_What the task requires_
Among the entries below, how many lines have the string "this" in them? Only the number should be given.

_Materials provided_
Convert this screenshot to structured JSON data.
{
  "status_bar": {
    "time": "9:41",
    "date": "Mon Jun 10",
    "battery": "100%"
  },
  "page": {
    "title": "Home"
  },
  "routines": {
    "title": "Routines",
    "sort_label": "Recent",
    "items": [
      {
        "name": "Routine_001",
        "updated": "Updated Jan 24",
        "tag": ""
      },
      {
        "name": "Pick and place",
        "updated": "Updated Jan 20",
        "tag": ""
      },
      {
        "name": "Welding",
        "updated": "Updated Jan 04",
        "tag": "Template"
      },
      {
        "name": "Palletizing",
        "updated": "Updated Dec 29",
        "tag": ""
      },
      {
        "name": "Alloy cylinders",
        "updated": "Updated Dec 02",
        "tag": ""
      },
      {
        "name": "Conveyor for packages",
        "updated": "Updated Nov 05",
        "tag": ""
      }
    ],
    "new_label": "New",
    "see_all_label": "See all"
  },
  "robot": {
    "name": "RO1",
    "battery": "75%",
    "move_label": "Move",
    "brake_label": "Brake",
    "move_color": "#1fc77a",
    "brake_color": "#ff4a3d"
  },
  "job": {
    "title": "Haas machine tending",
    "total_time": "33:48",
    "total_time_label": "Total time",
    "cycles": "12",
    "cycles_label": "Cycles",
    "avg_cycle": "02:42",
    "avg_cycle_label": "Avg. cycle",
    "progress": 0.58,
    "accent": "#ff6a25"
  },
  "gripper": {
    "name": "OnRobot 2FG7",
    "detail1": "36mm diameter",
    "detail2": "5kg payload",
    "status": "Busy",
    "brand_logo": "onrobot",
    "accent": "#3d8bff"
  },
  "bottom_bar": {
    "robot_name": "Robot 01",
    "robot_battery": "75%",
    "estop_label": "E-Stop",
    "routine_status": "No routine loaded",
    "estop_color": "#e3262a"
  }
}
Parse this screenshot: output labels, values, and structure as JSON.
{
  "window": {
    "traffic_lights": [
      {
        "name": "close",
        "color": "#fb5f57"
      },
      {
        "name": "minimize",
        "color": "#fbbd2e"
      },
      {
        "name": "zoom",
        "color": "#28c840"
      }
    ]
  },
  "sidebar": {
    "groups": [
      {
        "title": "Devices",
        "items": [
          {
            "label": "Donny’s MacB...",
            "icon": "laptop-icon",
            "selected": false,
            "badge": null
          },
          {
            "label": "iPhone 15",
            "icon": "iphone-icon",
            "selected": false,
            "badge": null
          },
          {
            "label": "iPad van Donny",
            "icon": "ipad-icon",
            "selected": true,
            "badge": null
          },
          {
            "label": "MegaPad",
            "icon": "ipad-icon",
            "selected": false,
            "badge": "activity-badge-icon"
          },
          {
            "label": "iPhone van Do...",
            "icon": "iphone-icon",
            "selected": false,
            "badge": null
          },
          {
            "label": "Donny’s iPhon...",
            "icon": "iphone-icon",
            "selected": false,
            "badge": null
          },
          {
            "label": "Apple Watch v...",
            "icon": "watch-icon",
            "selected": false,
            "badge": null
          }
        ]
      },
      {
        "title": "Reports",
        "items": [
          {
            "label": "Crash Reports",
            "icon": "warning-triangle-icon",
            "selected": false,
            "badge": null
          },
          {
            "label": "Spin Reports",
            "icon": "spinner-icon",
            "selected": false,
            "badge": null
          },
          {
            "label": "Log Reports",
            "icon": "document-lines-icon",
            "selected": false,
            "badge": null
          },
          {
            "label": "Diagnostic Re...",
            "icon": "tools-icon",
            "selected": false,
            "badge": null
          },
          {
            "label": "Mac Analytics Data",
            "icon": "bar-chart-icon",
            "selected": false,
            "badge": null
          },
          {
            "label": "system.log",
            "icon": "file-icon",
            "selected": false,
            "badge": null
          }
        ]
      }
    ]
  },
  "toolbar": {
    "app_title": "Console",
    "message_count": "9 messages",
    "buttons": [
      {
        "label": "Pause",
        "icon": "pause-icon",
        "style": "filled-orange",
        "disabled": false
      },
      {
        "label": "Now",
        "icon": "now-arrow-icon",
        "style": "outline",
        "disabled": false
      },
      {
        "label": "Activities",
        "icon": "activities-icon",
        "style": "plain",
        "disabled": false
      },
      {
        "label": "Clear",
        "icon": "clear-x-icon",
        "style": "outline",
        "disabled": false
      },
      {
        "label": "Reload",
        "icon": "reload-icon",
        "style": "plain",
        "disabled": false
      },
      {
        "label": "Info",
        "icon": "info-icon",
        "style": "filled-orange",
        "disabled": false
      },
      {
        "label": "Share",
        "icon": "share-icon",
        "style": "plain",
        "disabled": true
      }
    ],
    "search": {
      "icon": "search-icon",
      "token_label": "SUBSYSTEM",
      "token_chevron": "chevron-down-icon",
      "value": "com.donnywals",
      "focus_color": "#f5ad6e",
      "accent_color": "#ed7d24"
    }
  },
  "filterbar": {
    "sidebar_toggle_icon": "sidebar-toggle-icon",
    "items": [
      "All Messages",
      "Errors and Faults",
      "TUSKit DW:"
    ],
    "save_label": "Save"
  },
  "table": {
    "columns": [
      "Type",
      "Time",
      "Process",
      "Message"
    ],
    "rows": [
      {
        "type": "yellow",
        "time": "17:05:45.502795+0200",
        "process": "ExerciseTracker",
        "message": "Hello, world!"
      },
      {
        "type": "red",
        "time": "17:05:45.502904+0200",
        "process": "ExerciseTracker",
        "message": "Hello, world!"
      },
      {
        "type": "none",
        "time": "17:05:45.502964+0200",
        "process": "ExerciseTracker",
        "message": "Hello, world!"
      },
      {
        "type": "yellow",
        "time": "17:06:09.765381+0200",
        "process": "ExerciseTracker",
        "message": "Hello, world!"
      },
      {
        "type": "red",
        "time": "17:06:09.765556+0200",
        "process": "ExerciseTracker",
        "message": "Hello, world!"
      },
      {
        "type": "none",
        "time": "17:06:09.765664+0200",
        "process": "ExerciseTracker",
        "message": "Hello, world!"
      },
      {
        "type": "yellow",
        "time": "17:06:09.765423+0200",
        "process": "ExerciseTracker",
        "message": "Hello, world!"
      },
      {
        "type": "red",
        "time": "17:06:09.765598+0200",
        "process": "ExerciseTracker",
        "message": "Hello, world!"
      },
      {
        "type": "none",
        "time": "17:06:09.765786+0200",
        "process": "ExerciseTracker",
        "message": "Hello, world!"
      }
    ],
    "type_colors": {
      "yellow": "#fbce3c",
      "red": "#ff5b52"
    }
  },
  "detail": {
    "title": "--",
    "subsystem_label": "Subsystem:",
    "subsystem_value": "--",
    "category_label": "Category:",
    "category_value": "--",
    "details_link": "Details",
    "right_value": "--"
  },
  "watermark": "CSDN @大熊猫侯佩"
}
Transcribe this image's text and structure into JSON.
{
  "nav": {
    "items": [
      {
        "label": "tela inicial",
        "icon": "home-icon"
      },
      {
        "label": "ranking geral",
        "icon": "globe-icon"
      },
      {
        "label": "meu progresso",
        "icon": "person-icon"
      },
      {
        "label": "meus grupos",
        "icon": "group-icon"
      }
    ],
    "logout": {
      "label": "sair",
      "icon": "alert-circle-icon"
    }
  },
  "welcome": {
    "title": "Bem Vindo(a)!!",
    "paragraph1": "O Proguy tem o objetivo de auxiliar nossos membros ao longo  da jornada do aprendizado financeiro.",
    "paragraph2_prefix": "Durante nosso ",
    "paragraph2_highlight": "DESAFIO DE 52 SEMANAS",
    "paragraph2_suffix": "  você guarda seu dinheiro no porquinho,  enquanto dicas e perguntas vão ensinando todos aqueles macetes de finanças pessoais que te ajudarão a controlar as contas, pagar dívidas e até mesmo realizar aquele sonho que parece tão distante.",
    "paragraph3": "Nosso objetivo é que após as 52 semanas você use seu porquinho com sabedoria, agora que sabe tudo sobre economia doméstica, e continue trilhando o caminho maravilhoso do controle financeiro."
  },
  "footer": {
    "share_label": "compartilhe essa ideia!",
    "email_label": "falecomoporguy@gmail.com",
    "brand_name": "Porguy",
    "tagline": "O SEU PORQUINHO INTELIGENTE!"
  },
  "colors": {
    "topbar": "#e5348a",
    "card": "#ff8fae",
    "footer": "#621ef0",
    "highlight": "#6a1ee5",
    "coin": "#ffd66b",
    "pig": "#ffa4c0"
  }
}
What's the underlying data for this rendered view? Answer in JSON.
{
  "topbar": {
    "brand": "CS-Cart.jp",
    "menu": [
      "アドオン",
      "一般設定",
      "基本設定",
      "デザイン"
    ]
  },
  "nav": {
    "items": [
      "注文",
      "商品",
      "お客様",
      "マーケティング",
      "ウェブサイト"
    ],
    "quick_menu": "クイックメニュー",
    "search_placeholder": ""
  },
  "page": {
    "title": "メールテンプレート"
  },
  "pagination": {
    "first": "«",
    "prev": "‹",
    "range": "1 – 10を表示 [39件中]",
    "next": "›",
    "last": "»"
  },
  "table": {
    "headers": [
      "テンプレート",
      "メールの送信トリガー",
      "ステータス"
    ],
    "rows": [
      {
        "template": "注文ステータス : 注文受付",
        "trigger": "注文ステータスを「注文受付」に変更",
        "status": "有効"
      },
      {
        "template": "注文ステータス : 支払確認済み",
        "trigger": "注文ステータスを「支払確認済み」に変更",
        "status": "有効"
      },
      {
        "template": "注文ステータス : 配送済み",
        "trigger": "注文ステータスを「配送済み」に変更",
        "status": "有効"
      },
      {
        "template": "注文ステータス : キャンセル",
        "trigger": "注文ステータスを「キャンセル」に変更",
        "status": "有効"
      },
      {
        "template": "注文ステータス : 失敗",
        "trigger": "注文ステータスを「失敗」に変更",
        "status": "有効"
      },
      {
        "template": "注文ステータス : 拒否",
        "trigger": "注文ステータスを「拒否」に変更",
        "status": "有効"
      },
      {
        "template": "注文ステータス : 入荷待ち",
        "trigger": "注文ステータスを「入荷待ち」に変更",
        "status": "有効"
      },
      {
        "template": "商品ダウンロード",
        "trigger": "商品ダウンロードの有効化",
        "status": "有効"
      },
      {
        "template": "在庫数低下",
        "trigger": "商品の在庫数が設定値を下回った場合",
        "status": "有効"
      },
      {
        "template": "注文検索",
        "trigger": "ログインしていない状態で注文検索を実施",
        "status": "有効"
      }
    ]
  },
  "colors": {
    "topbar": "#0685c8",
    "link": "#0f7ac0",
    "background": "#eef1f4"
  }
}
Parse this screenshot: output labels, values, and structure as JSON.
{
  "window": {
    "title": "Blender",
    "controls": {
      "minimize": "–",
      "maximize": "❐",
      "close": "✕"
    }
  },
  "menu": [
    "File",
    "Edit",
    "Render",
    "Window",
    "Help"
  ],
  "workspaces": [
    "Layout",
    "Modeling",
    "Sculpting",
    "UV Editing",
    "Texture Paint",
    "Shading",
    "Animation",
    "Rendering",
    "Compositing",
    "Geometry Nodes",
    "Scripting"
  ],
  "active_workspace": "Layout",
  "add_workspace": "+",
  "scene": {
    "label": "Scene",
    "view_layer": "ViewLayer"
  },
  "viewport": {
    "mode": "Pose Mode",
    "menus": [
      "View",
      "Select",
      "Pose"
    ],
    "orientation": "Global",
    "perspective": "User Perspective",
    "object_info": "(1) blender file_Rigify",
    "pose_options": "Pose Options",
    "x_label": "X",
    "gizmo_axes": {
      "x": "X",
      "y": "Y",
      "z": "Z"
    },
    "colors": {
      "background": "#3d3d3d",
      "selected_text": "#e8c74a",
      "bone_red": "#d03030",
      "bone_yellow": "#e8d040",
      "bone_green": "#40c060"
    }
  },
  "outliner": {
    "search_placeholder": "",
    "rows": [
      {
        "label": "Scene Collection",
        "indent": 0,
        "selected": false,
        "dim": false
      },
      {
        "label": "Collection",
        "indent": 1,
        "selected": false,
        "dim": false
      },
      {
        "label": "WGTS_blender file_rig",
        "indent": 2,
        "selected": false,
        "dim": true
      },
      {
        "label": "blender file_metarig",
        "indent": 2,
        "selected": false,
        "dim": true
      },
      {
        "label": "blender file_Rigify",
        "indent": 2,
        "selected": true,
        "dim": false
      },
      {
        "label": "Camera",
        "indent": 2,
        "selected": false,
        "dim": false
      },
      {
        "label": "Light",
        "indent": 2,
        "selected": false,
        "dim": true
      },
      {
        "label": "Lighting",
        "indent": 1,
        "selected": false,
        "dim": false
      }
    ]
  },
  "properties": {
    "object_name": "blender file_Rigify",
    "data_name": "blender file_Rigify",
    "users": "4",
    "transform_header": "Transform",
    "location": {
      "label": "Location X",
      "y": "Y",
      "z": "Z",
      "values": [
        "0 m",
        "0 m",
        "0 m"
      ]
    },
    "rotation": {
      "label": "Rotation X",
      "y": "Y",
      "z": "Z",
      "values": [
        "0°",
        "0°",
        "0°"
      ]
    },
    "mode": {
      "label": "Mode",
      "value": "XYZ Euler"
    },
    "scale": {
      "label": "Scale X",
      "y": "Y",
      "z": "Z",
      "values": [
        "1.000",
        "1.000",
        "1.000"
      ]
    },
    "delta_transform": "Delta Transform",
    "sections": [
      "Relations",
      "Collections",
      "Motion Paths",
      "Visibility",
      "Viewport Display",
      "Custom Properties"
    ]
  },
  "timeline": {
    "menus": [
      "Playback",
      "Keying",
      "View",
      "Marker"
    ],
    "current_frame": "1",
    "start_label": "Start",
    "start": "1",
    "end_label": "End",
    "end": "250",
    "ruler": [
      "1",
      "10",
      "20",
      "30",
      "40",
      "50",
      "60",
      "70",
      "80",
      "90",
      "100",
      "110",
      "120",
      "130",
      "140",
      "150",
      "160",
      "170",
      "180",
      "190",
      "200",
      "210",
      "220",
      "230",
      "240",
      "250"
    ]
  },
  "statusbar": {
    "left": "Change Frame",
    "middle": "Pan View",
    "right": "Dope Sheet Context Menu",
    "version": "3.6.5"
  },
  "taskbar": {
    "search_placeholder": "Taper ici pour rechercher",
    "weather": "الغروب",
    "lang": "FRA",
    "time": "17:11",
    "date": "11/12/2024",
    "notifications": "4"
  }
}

_Solution to the exercise_
5